Work instruction:
Only the lines from the one containing "Extract the structured" to the end of the records belong in the copy. Reproduce them word for word and drop the pictures.
——
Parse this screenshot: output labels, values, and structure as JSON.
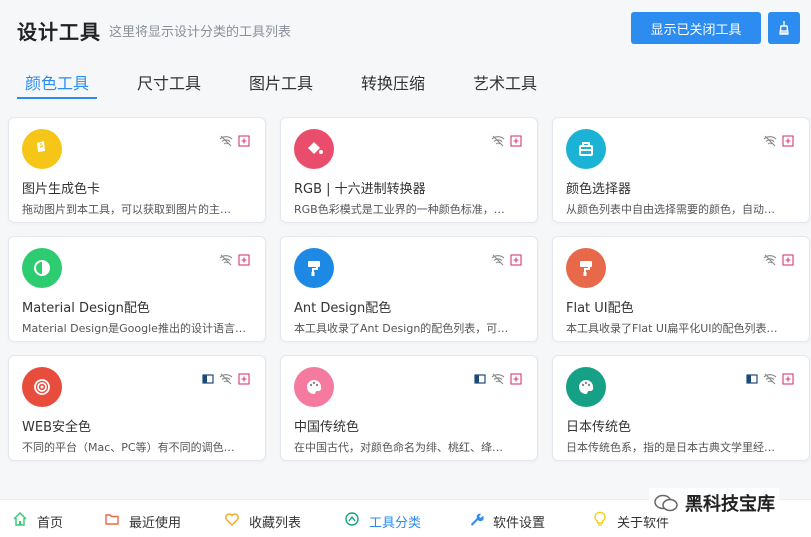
{
  "header": {
    "title": "设计工具",
    "subtitle": "这里将显示设计分类的工具列表",
    "show_closed_button": "显示已关闭工具"
  },
  "tabs": [
    {
      "label": "颜色工具",
      "active": true
    },
    {
      "label": "尺寸工具",
      "active": false
    },
    {
      "label": "图片工具",
      "active": false
    },
    {
      "label": "转换压缩",
      "active": false
    },
    {
      "label": "艺术工具",
      "active": false
    }
  ],
  "cards": [
    {
      "title": "图片生成色卡",
      "desc": "拖动图片到本工具，可以获取到图片的主…",
      "icon": "image-palette-icon",
      "color": "#f5c518"
    },
    {
      "title": "RGB | 十六进制转换器",
      "desc": "RGB色彩模式是工业界的一种颜色标准，…",
      "icon": "paint-bucket-icon",
      "color": "#ea4c6b"
    },
    {
      "title": "颜色选择器",
      "desc": "从颜色列表中自由选择需要的颜色，自动…",
      "icon": "toolbox-icon",
      "color": "#1ab3d6"
    },
    {
      "title": "Material Design配色",
      "desc": "Material Design是Google推出的设计语言…",
      "icon": "contrast-icon",
      "color": "#2ecc71"
    },
    {
      "title": "Ant Design配色",
      "desc": "本工具收录了Ant Design的配色列表，可…",
      "icon": "paint-roller-icon",
      "color": "#1e88e5"
    },
    {
      "title": "Flat UI配色",
      "desc": "本工具收录了Flat UI扁平化UI的配色列表…",
      "icon": "paint-roller-icon",
      "color": "#e8684a"
    },
    {
      "title": "WEB安全色",
      "desc": "不同的平台（Mac、PC等）有不同的调色…",
      "icon": "target-icon",
      "color": "#e84c3d"
    },
    {
      "title": "中国传统色",
      "desc": "在中国古代，对颜色命名为绯、桃红、绛…",
      "icon": "palette-icon",
      "color": "#f47aa0"
    },
    {
      "title": "日本传统色",
      "desc": "日本传统色系，指的是日本古典文学里经…",
      "icon": "palette-icon",
      "color": "#16a085"
    }
  ],
  "footer": {
    "items": [
      {
        "label": "首页",
        "icon": "home-icon",
        "color": "#2ecc71"
      },
      {
        "label": "最近使用",
        "icon": "folder-icon",
        "color": "#e8684a"
      },
      {
        "label": "收藏列表",
        "icon": "heart-icon",
        "color": "#f5a623"
      },
      {
        "label": "工具分类",
        "icon": "compass-icon",
        "color": "#16a085",
        "active": true
      },
      {
        "label": "软件设置",
        "icon": "wrench-icon",
        "color": "#2d8cf0"
      },
      {
        "label": "关于软件",
        "icon": "bulb-icon",
        "color": "#f5d018"
      }
    ]
  },
  "watermark": "黑科技宝库",
  "colors": {
    "accent": "#2d8cf0",
    "background": "#f6f7f9"
  }
}
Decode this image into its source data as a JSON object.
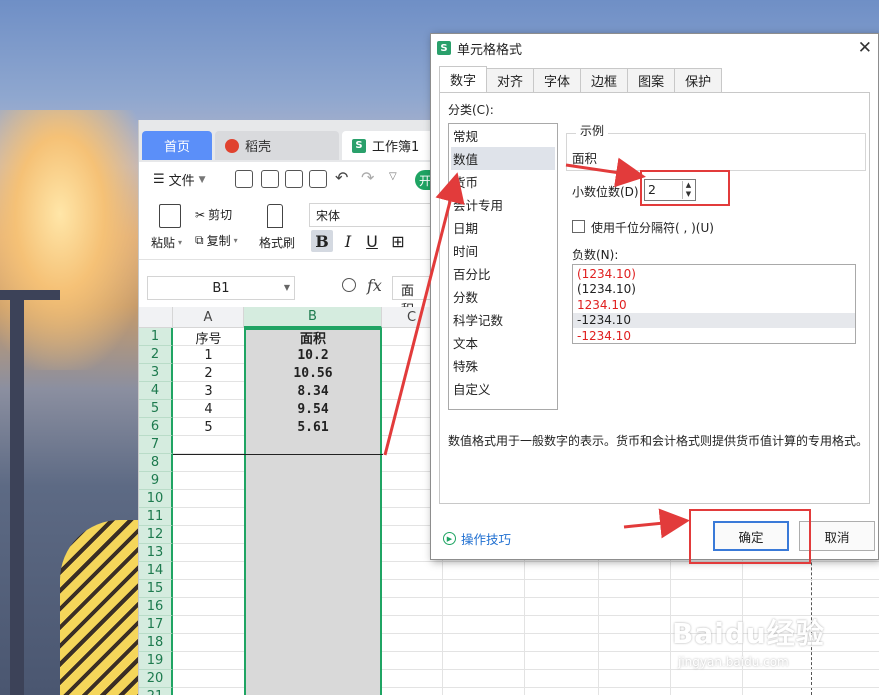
{
  "tabs": {
    "home": "首页",
    "daoke": "稻壳",
    "workbook": "工作簿1"
  },
  "menu": {
    "file": "文件",
    "kai": "开"
  },
  "ribbon": {
    "paste": "粘贴",
    "cut": "剪切",
    "copy": "复制",
    "format_painter": "格式刷",
    "font": "宋体"
  },
  "formula": {
    "name_box": "B1",
    "fx": "fx",
    "content": "面积"
  },
  "sheet": {
    "columns": [
      "A",
      "B",
      "C"
    ],
    "rows": [
      "1",
      "2",
      "3",
      "4",
      "5",
      "6",
      "7",
      "8",
      "9",
      "10",
      "11",
      "12",
      "13",
      "14",
      "15",
      "16",
      "17",
      "18",
      "19",
      "20",
      "21"
    ],
    "header_a": "序号",
    "header_b": "面积",
    "data": [
      {
        "a": "1",
        "b": "10.2"
      },
      {
        "a": "2",
        "b": "10.56"
      },
      {
        "a": "3",
        "b": "8.34"
      },
      {
        "a": "4",
        "b": "9.54"
      },
      {
        "a": "5",
        "b": "5.61"
      }
    ]
  },
  "dialog": {
    "title": "单元格格式",
    "tabs": [
      "数字",
      "对齐",
      "字体",
      "边框",
      "图案",
      "保护"
    ],
    "category_label": "分类(C):",
    "categories": [
      "常规",
      "数值",
      "货币",
      "会计专用",
      "日期",
      "时间",
      "百分比",
      "分数",
      "科学记数",
      "文本",
      "特殊",
      "自定义"
    ],
    "selected_category": "数值",
    "sample_label": "示例",
    "sample_value": "面积",
    "decimal_label": "小数位数(D):",
    "decimal_value": "2",
    "thousands_label": "使用千位分隔符( , )(U)",
    "negative_label": "负数(N):",
    "negatives": [
      {
        "text": "(1234.10)",
        "color": "#e02020"
      },
      {
        "text": "(1234.10)",
        "color": "#222222"
      },
      {
        "text": "1234.10",
        "color": "#e02020"
      },
      {
        "text": "-1234.10",
        "color": "#222222"
      },
      {
        "text": "-1234.10",
        "color": "#e02020"
      }
    ],
    "description": "数值格式用于一般数字的表示。货币和会计格式则提供货币值计算的专用格式。",
    "tips": "操作技巧",
    "ok": "确定",
    "cancel": "取消"
  },
  "watermark": {
    "brand": "Baidu经验",
    "url": "jingyan.baidu.com"
  },
  "colors": {
    "accent": "#1fa463",
    "selection": "#d9d9d9",
    "annotation": "#e23b3b",
    "tab_active": "#5b8ff9"
  }
}
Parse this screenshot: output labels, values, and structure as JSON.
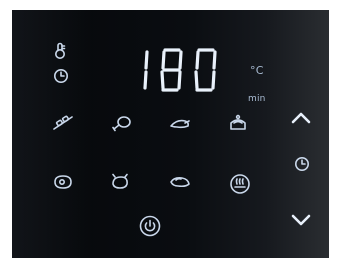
{
  "display": {
    "temperature_value": "180",
    "unit_celsius": "°C",
    "unit_minutes": "min"
  },
  "icons": {
    "thermometer": "thermometer-icon",
    "clock_left": "clock-icon",
    "clock_right": "clock-icon",
    "skewer": "skewer-icon",
    "chicken_leg": "chicken-leg-icon",
    "shrimp": "shrimp-icon",
    "cake": "cake-icon",
    "steak": "steak-icon",
    "whole_chicken": "whole-chicken-icon",
    "fish": "fish-icon",
    "defrost": "defrost-icon",
    "power": "power-icon",
    "arrow_up": "chevron-up-icon",
    "arrow_down": "chevron-down-icon"
  },
  "colors": {
    "panel_background": "#0a0d11",
    "glyph": "#c9d7ea",
    "unit_text": "#a9bcd3"
  }
}
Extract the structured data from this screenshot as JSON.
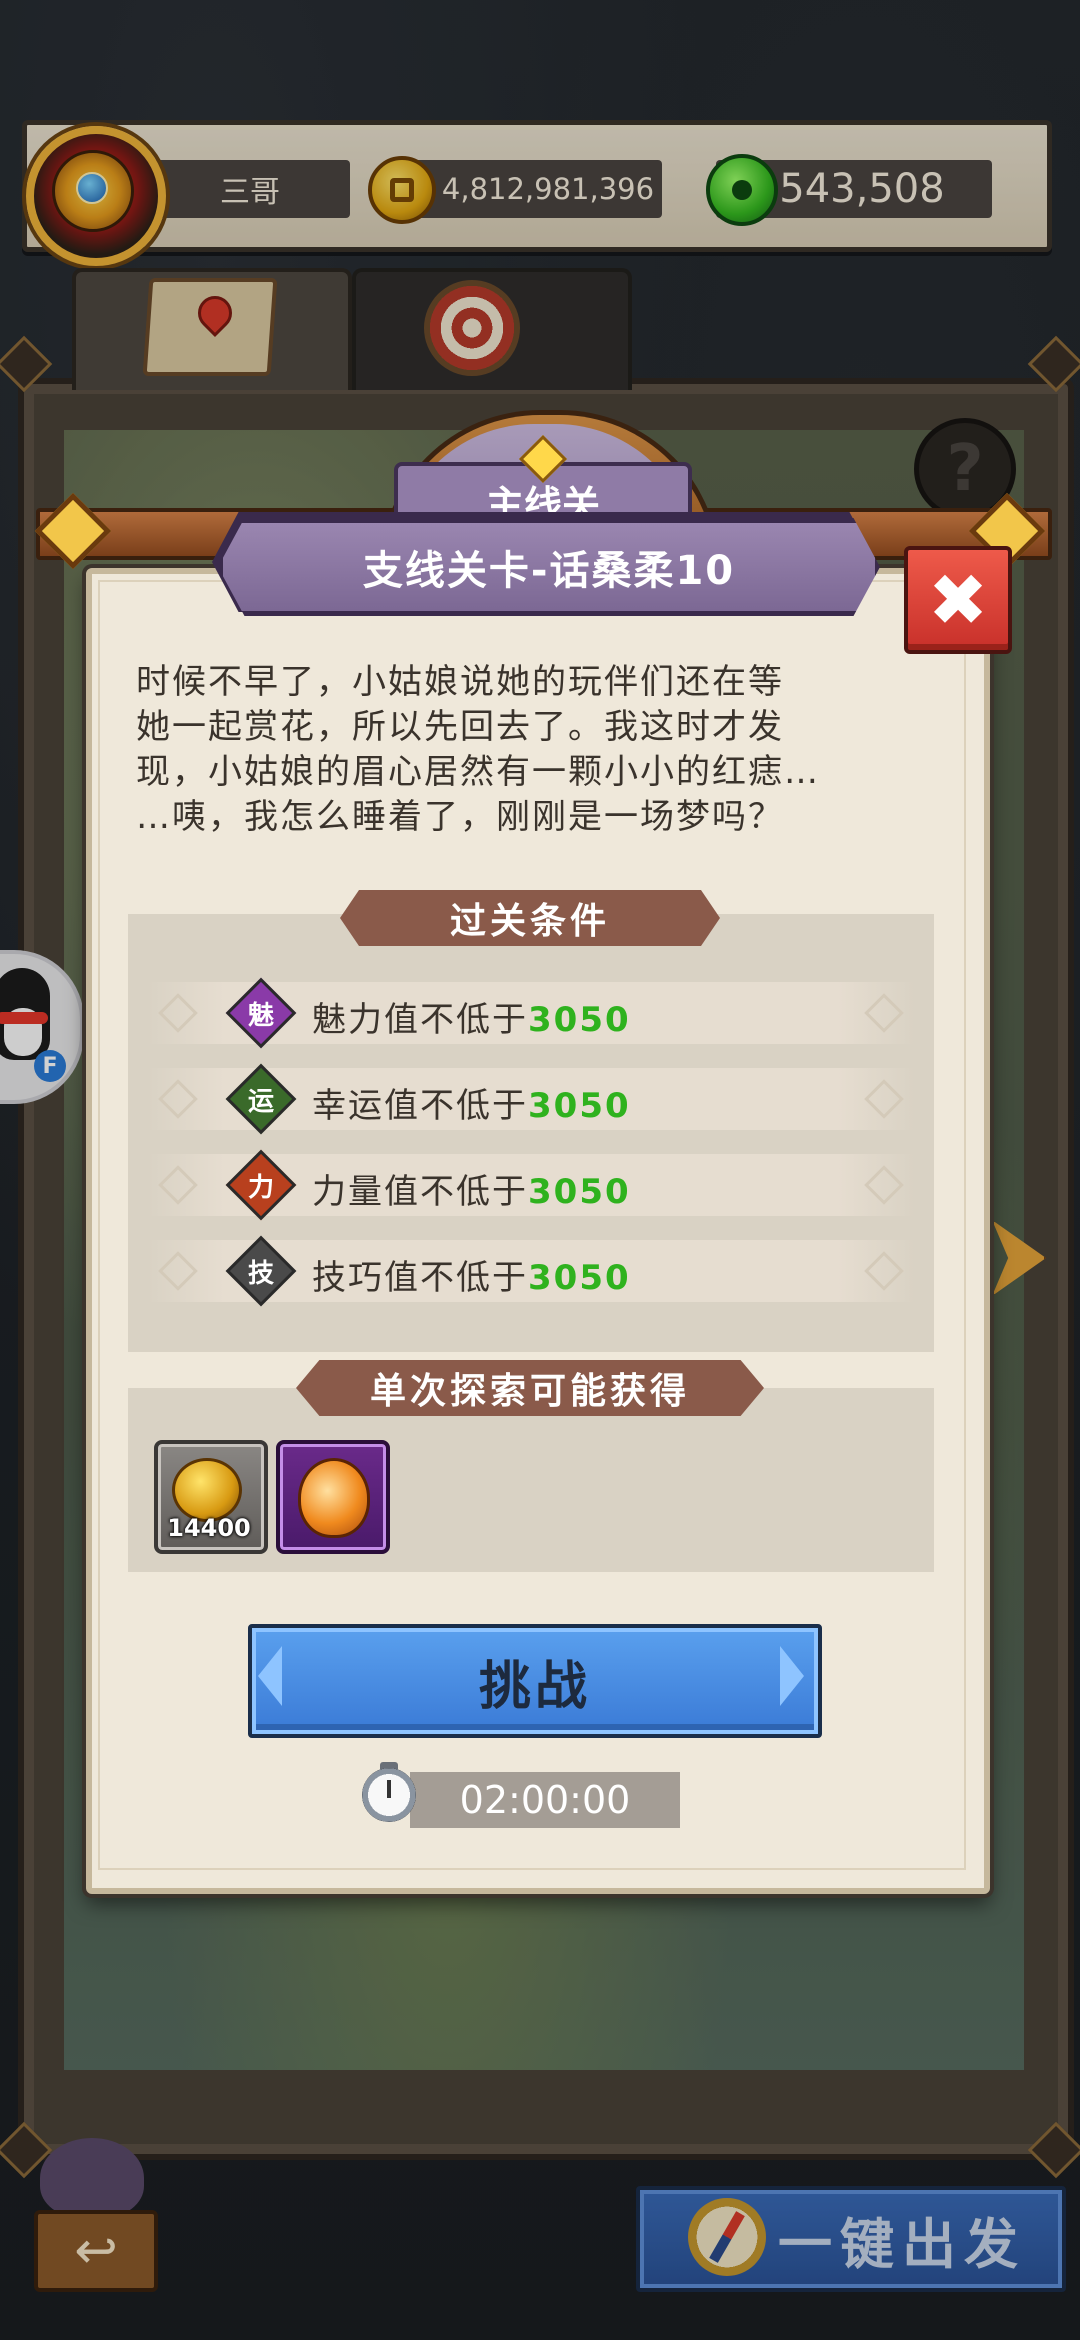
{
  "player": {
    "name": "三哥",
    "gold": "4,812,981,396",
    "jade": "543,508"
  },
  "tabs": [
    {
      "icon": "map-icon"
    },
    {
      "icon": "target-icon"
    }
  ],
  "dialog": {
    "category": "主线关",
    "title": "支线关卡-话桑柔10",
    "close_label": "✖",
    "story_lines": [
      "时候不早了，小姑娘说她的玩伴们还在等",
      "她一起赏花，所以先回去了。我这时才发",
      "现，小姑娘的眉心居然有一颗小小的红痣…",
      "…咦，我怎么睡着了，刚刚是一场梦吗？"
    ],
    "conditions_title": "过关条件",
    "conditions": [
      {
        "badge": "魅",
        "label": "魅力值不低于",
        "value": "3050",
        "color": "#8a3aa8"
      },
      {
        "badge": "运",
        "label": "幸运值不低于",
        "value": "3050",
        "color": "#3a6a2a"
      },
      {
        "badge": "力",
        "label": "力量值不低于",
        "value": "3050",
        "color": "#b8401e"
      },
      {
        "badge": "技",
        "label": "技巧值不低于",
        "value": "3050",
        "color": "#4a4a4a"
      }
    ],
    "rewards_title": "单次探索可能获得",
    "rewards": [
      {
        "icon": "gold-coin-icon",
        "count": "14400"
      },
      {
        "icon": "fire-egg-icon",
        "count": ""
      }
    ],
    "challenge_label": "挑战",
    "timer": "02:00:00"
  },
  "help_label": "?",
  "qq_label": "F",
  "back_label": "↩",
  "dispatch_label": "一键出发",
  "colors": {
    "accent_green": "#2fb21e",
    "challenge_blue": "#3a7ad6",
    "close_red": "#c8302a",
    "title_purple": "#7c6894"
  }
}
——
Your response:
Extract the structured data from this screenshot as JSON.
{
  "player": {
    "name": "三哥",
    "gold": "4,812,981,396",
    "jade": "543,508"
  },
  "tabs": [
    {
      "icon": "map-icon"
    },
    {
      "icon": "target-icon"
    }
  ],
  "dialog": {
    "category": "主线关",
    "title": "支线关卡-话桑柔10",
    "close_label": "✖",
    "story_lines": [
      "时候不早了，小姑娘说她的玩伴们还在等",
      "她一起赏花，所以先回去了。我这时才发",
      "现，小姑娘的眉心居然有一颗小小的红痣…",
      "…咦，我怎么睡着了，刚刚是一场梦吗？"
    ],
    "conditions_title": "过关条件",
    "conditions": [
      {
        "badge": "魅",
        "label": "魅力值不低于",
        "value": "3050",
        "color": "#8a3aa8"
      },
      {
        "badge": "运",
        "label": "幸运值不低于",
        "value": "3050",
        "color": "#3a6a2a"
      },
      {
        "badge": "力",
        "label": "力量值不低于",
        "value": "3050",
        "color": "#b8401e"
      },
      {
        "badge": "技",
        "label": "技巧值不低于",
        "value": "3050",
        "color": "#4a4a4a"
      }
    ],
    "rewards_title": "单次探索可能获得",
    "rewards": [
      {
        "icon": "gold-coin-icon",
        "count": "14400"
      },
      {
        "icon": "fire-egg-icon",
        "count": ""
      }
    ],
    "challenge_label": "挑战",
    "timer": "02:00:00"
  },
  "help_label": "?",
  "qq_label": "F",
  "back_label": "↩",
  "dispatch_label": "一键出发",
  "colors": {
    "accent_green": "#2fb21e",
    "challenge_blue": "#3a7ad6",
    "close_red": "#c8302a",
    "title_purple": "#7c6894"
  }
}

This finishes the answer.